Page and application data records
- Opening Delimiter -
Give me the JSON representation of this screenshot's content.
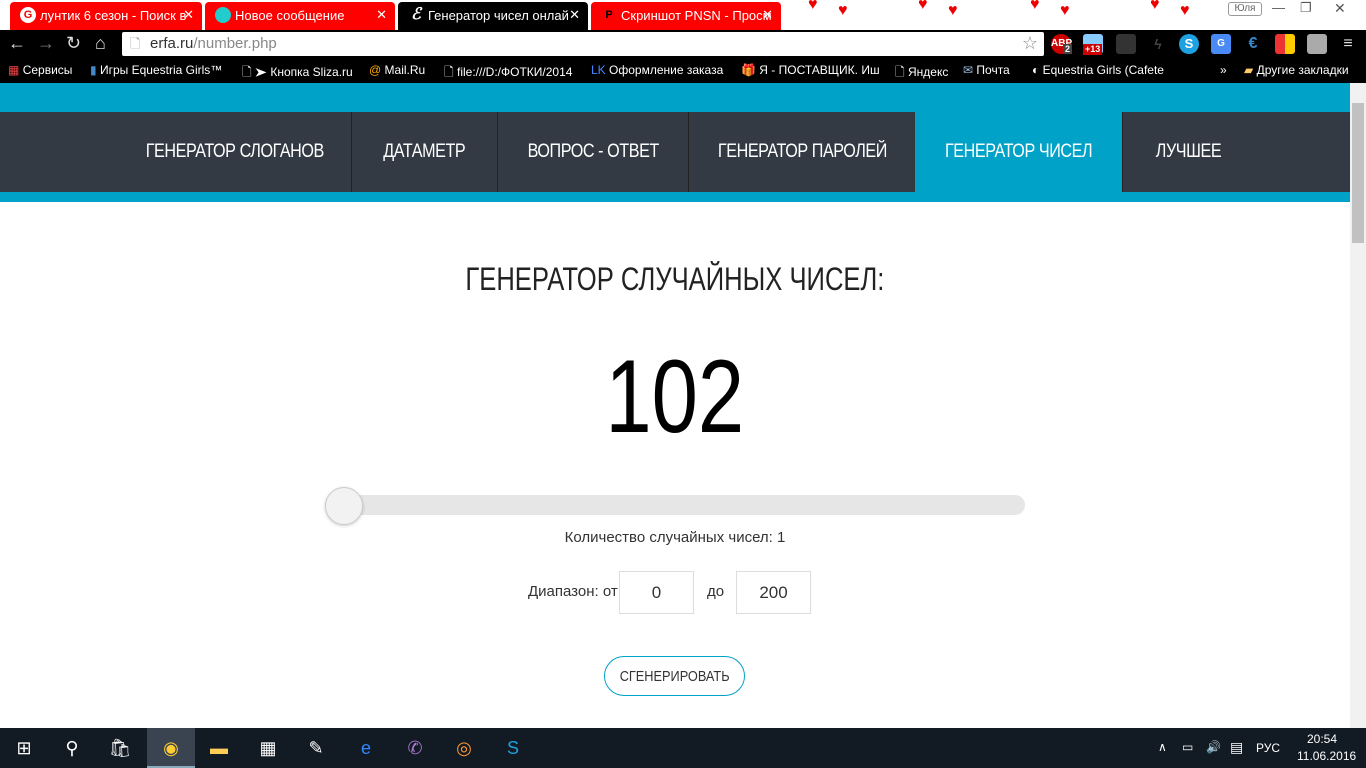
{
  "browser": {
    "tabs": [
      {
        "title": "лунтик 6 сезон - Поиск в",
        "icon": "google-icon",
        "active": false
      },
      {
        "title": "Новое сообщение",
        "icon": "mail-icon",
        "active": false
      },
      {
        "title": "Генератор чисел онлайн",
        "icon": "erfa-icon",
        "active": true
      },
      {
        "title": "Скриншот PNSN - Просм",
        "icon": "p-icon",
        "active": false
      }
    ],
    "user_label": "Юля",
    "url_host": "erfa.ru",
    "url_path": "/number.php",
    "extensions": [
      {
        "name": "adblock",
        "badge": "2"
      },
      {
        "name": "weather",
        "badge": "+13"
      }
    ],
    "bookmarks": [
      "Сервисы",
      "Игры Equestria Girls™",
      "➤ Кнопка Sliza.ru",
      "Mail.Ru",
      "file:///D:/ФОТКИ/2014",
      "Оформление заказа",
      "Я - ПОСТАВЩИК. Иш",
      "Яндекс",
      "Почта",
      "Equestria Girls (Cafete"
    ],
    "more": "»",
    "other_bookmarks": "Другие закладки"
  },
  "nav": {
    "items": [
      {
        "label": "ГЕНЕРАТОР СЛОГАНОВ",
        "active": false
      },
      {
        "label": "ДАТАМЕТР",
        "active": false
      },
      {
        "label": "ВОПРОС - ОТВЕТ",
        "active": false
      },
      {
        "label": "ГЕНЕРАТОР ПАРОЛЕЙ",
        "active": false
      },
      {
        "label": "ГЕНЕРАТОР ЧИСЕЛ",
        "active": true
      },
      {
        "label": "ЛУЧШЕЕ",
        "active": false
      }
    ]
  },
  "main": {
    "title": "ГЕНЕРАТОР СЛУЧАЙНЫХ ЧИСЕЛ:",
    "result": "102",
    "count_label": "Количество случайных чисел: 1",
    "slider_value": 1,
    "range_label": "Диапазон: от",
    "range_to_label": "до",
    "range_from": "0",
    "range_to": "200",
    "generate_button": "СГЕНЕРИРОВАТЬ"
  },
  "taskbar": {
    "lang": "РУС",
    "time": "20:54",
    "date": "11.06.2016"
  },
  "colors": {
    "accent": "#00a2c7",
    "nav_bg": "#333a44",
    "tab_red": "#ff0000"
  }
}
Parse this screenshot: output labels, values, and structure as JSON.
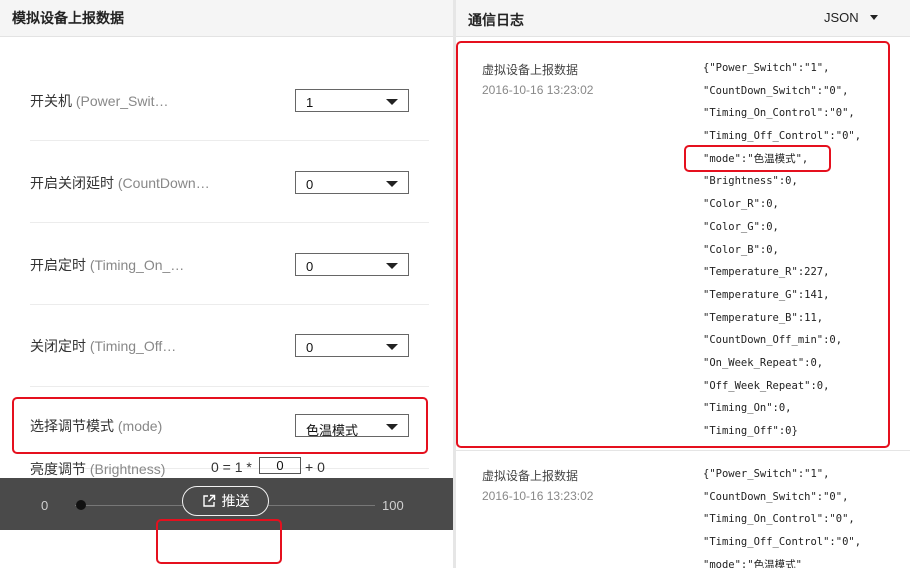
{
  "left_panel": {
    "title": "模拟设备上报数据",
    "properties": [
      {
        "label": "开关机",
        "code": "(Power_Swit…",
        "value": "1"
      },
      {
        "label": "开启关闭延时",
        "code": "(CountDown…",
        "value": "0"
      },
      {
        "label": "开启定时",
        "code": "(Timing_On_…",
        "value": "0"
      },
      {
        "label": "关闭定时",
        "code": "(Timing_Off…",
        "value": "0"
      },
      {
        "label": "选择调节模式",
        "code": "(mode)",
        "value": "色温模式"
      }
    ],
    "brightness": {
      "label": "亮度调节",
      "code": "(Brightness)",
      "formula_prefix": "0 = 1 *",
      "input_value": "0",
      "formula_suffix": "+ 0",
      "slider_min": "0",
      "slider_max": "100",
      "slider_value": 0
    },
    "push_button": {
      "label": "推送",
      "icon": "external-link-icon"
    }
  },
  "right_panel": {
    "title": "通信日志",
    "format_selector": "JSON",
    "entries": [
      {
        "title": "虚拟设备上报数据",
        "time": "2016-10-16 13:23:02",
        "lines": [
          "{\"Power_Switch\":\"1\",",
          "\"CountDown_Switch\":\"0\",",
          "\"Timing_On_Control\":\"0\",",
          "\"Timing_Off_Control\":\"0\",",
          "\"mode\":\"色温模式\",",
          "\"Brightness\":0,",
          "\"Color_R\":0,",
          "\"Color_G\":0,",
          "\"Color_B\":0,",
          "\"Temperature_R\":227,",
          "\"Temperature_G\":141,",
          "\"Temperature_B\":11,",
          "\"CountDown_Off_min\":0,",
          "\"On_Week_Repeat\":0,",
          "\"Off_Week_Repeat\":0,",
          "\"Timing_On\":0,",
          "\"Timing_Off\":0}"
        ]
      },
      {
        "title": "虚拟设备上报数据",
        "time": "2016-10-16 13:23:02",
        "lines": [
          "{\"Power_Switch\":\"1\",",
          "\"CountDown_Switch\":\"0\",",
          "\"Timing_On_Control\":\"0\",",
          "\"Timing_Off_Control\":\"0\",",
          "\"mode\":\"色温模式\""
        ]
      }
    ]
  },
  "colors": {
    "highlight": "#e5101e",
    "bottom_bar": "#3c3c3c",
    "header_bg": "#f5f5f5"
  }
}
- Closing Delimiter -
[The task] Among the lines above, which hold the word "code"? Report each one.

[Response for this exercise]
        "code": "(Power_Swit…",
        "code": "(CountDown…",
        "code": "(Timing_On_…",
        "code": "(Timing_Off…",
        "code": "(mode)",
      "code": "(Brightness)",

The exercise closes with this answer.